This gives you greater flexibility to recognize the contributions of non-employees. Qualified stock options may also qualify for special tax treatment.

If eligibility and holding period requirements are met, the bargain element is taxed as a capital gain to the employee. For non-qualified stock options, the bargain element is treated as ordinary income to the employee.

Issue stock options to individuals who aren't eligible for qualified stock options. You may want to consider avoiding non-qualified stock options in the following situations. As a total substitute for cash compensation. Inadequate cash salaries may hinder your recruiting. To preserve equity for future financing, to bring in other key employees, or to leave yourself with an adequate share of the company. Employees can do the following:. Exercise and immediately sell. Exercise, hold for longer than one year, then sell.

Exercise, hold for less than one year, then sell. Assume the same facts as above except the stock is held for less than one year. They pay no money, receive nothing and have no tax consequences. Employees can exercise their option even if the value has fallen below the exercise price.

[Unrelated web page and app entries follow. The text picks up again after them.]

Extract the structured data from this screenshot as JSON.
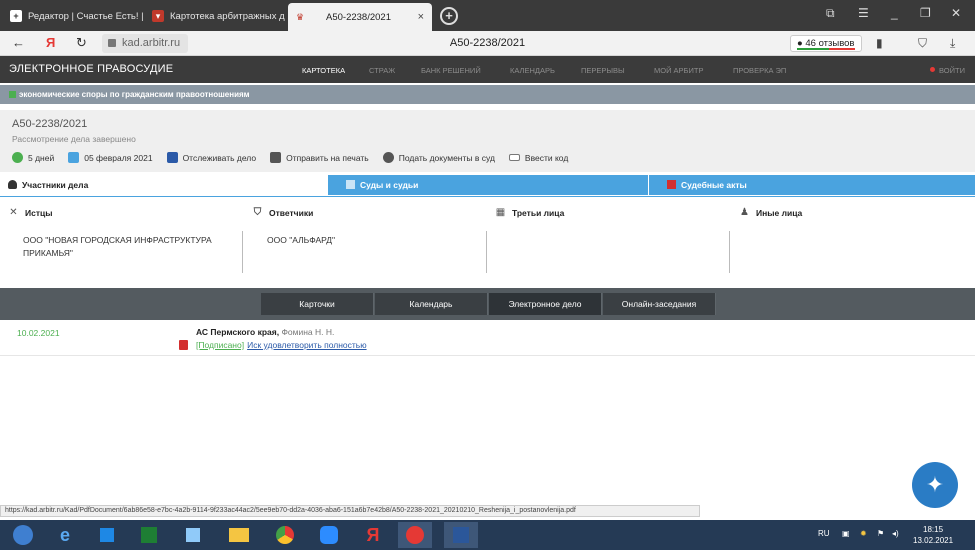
{
  "browser": {
    "tabs": [
      {
        "label": "Редактор | Счастье Есть! |",
        "icon": "editor-icon"
      },
      {
        "label": "Картотека арбитражных д",
        "icon": "arbitr-icon"
      },
      {
        "label": "А50-2238/2021",
        "icon": "emblem-icon",
        "close": "×"
      }
    ],
    "new_tab": "+",
    "back": "←",
    "yandex": "Я",
    "reload": "↻",
    "url": "kad.arbitr.ru",
    "page_title": "А50-2238/2021",
    "reviews": "46 отзывов"
  },
  "site": {
    "brand": "ЭЛЕКТРОННОЕ ПРАВОСУДИЕ",
    "menu": [
      "КАРТОТЕКА",
      "СТРАЖ",
      "БАНК РЕШЕНИЙ",
      "КАЛЕНДАРЬ",
      "ПЕРЕРЫВЫ",
      "МОЙ АРБИТР",
      "ПРОВЕРКА ЭП"
    ],
    "login": "ВОЙТИ",
    "category": "экономические споры по гражданским правоотношениям"
  },
  "case": {
    "number": "А50-2238/2021",
    "state": "Рассмотрение дела завершено",
    "tools": {
      "days": "5 дней",
      "date": "05 февраля 2021",
      "track": "Отслеживать дело",
      "print": "Отправить на печать",
      "submit": "Подать документы в суд",
      "code": "Ввести код"
    }
  },
  "participant_tabs": [
    "Участники дела",
    "Суды и судьи",
    "Судебные акты"
  ],
  "participants": {
    "plaintiffs": {
      "title": "Истцы",
      "value": "ООО \"НОВАЯ ГОРОДСКАЯ ИНФРАСТРУКТУРА ПРИКАМЬЯ\""
    },
    "defendants": {
      "title": "Ответчики",
      "value": "ООО \"АЛЬФАРД\""
    },
    "third": {
      "title": "Третьи лица",
      "value": ""
    },
    "others": {
      "title": "Иные лица",
      "value": ""
    }
  },
  "doc_tabs": [
    "Карточки",
    "Календарь",
    "Электронное дело",
    "Онлайн-заседания"
  ],
  "entry": {
    "date": "10.02.2021",
    "court": "АС Пермского края,",
    "judge": "Фомина Н. Н.",
    "signed": "[Подписано]",
    "document": "Иск удовлетворить полностью"
  },
  "status_url": "https://kad.arbitr.ru/Kad/PdfDocument/6ab86e58-e7bc-4a2b-9114-9f233ac44ac2/5ee9eb70-dd2a-4036-aba6-151a6b7e42b8/A50-2238-2021_20210210_Reshenija_i_postanovlenija.pdf",
  "tray": {
    "lang": "RU",
    "time": "18:15",
    "date": "13.02.2021"
  }
}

This may happen if they are near the expiration date but believe the value will increase in the long-term. They must still pay the full exercise price to exercise the option, but will not be taxed on exercise because the bargain element is negative. If you set the exercise price below the fair market value on the grant date, employees must immediately pay tax on this amount. The amount of the bargain element that the employee reports as ordinary income is generally deductible as a compensation expense.

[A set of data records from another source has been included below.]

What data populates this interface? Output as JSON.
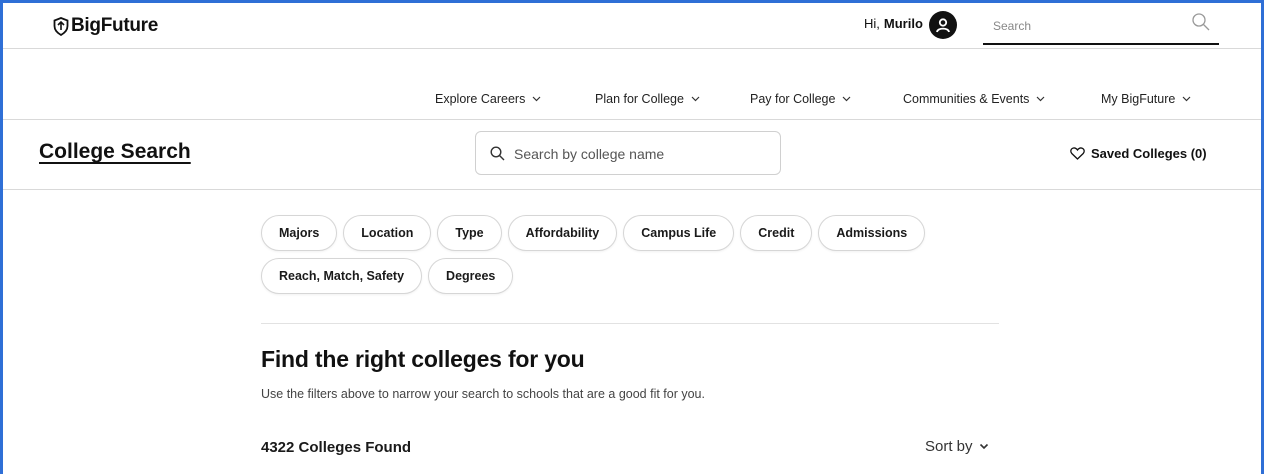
{
  "header": {
    "logo_text": "BigFuture",
    "greeting_prefix": "Hi,",
    "user_name": "Murilo",
    "search_placeholder": "Search"
  },
  "nav": {
    "items": [
      {
        "label": "Explore Careers"
      },
      {
        "label": "Plan for College"
      },
      {
        "label": "Pay for College"
      },
      {
        "label": "Communities & Events"
      },
      {
        "label": "My BigFuture"
      }
    ]
  },
  "search_bar": {
    "page_title": "College Search",
    "college_search_placeholder": "Search by college name",
    "saved_colleges_label": "Saved Colleges (0)"
  },
  "filters": {
    "row1": [
      "Majors",
      "Location",
      "Type",
      "Affordability",
      "Campus Life",
      "Credit",
      "Admissions"
    ],
    "row2": [
      "Reach, Match, Safety",
      "Degrees"
    ]
  },
  "results": {
    "heading": "Find the right colleges for you",
    "subtext": "Use the filters above to narrow your search to schools that are a good fit for you.",
    "count_label": "4322 Colleges Found",
    "sort_label": "Sort by"
  },
  "colors": {
    "frame_border": "#2f6fd6",
    "text": "#1e1e1e",
    "divider": "#d9d9d9"
  },
  "icons": [
    "shield-logo-icon",
    "user-avatar-icon",
    "search-icon",
    "chevron-down-icon",
    "heart-icon"
  ]
}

Withholding is required only for employees and, in some cases, former employees. Note that if you aren't an employee you'll generally have to pay self-employment tax on any amount that's treated as compensation for services.

In general, withholding is required in situations where an employee is required to report compensation income:. There's an exception to this general rule. If you make a disqualifying disposition of stock acquired by exercising an incentive stock option, or you have to report compensation income from disposition of stock you acquired under an employee stock purchase plan, the IRS does not require withholding. The special problem in withholding on compensation paid in stock is that you aren't receiving any cash.

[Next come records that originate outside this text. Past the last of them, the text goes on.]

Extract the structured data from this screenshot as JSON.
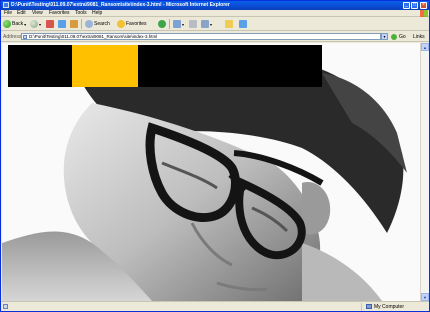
{
  "window": {
    "title": "D:\\Punit\\Testing\\011.09.07\\extra\\9081_Ransom\\site\\index-3.html - Microsoft Internet Explorer"
  },
  "menu": {
    "items": [
      {
        "label": "File"
      },
      {
        "label": "Edit"
      },
      {
        "label": "View"
      },
      {
        "label": "Favorites"
      },
      {
        "label": "Tools"
      },
      {
        "label": "Help"
      }
    ]
  },
  "toolbar": {
    "back_label": "Back",
    "search_label": "Search",
    "favorites_label": "Favorites"
  },
  "address": {
    "label": "Address",
    "value": "D:\\Punit\\Testing\\011.09.07\\extra\\9081_Ransom\\site\\index-3.html",
    "go_label": "Go",
    "links_label": "Links"
  },
  "page": {
    "header_colors": {
      "strip": "#000000",
      "accent": "#ffc000"
    },
    "photo_desc_icon": "portrait-photo"
  },
  "status": {
    "zone_label": "My Computer"
  },
  "colors": {
    "titlebar": "#0b4bd3",
    "chrome": "#ece9d8",
    "accent": "#ffc000"
  }
}
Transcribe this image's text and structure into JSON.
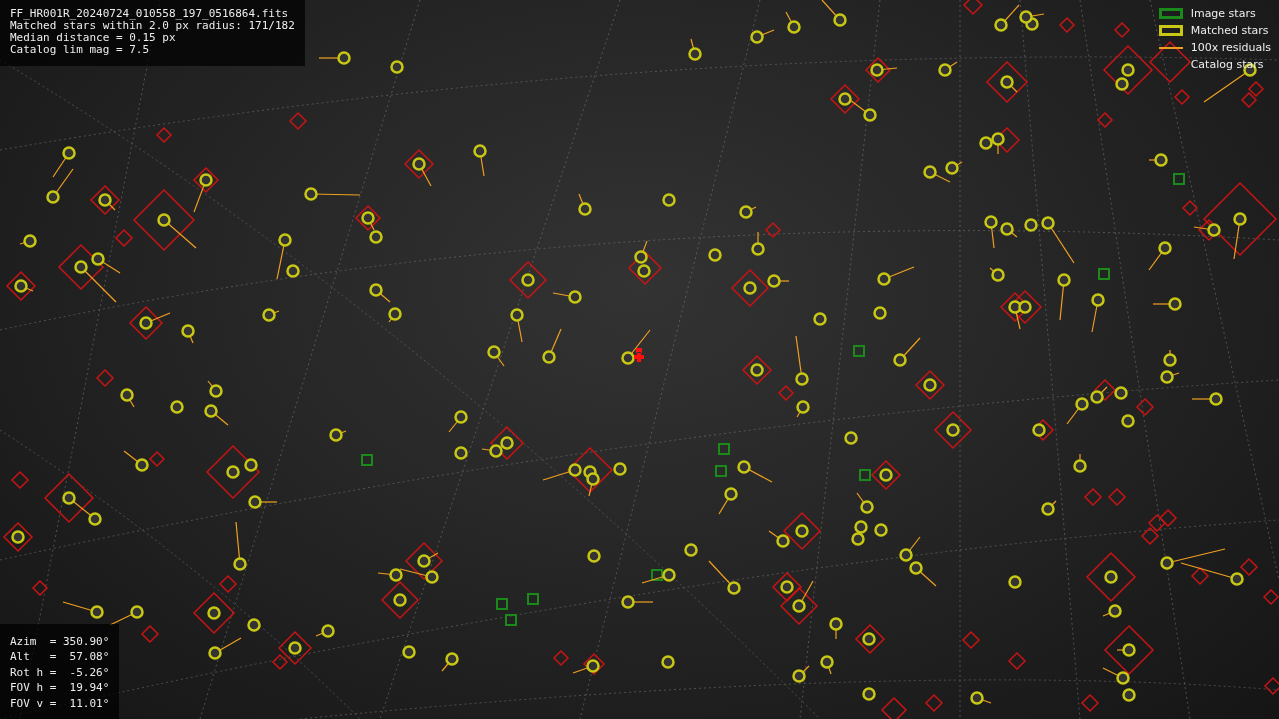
{
  "file_info": {
    "lines": [
      "FF_HR001R_20240724_010558_197_0516864.fits",
      "Matched stars within 2.0 px radius: 171/182",
      "Median distance = 0.15 px",
      "Catalog lim mag = 7.5"
    ]
  },
  "legend": [
    {
      "kind": "box",
      "label": "Image stars",
      "color": "#1a8a1a"
    },
    {
      "kind": "box",
      "label": "Matched stars",
      "color": "#c8c814"
    },
    {
      "kind": "line",
      "label": "100x residuals",
      "color": "#f0a020"
    },
    {
      "kind": "diamond",
      "label": "Catalog stars"
    }
  ],
  "pointing": {
    "lines": [
      "Azim  = 350.90°",
      "Alt   =  57.08°",
      "Rot h =  -5.26°",
      "FOV h =  19.94°",
      "FOV v =  11.01°"
    ]
  }
}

Naturally the IRS insists that the withholding be provided in cash. How can you provide cash withholding when you didn't receive any cash? Some companies help with this problem by providing some form of cash compensation that goes along with the stock compensation. This may take the form of a stock appreciation right or cash bonus plan. Note, however, if the company covers your withholding, the amount they pay for that purpose is additional income to you.

Among tax pros, this is called grossing up the payment. Most companies expect you to cover the withholding.

Frequently Asked Questions

If the option was granted in the context of employment, then you have to withhold income and employment tax withholding, even if the optionee is no longer an employee at the time of exercise. The character of the payment is wages. Do you know the tax implications of your non-qualified stock options? For general information, request Michael Gray’s special report, “Non-Qualified Stock Options – Executive Tax and Financial Planning Strategies”.For answers to specific questions, bookmark this page and read the list below for questions Michael Gray has already answered. Non-qualified stock options can be granted to employees, directors, contractors and others. This gives you greater flexibility to recognize the contributions of non-employees. Qualified stock options may also qualify for special tax treatment.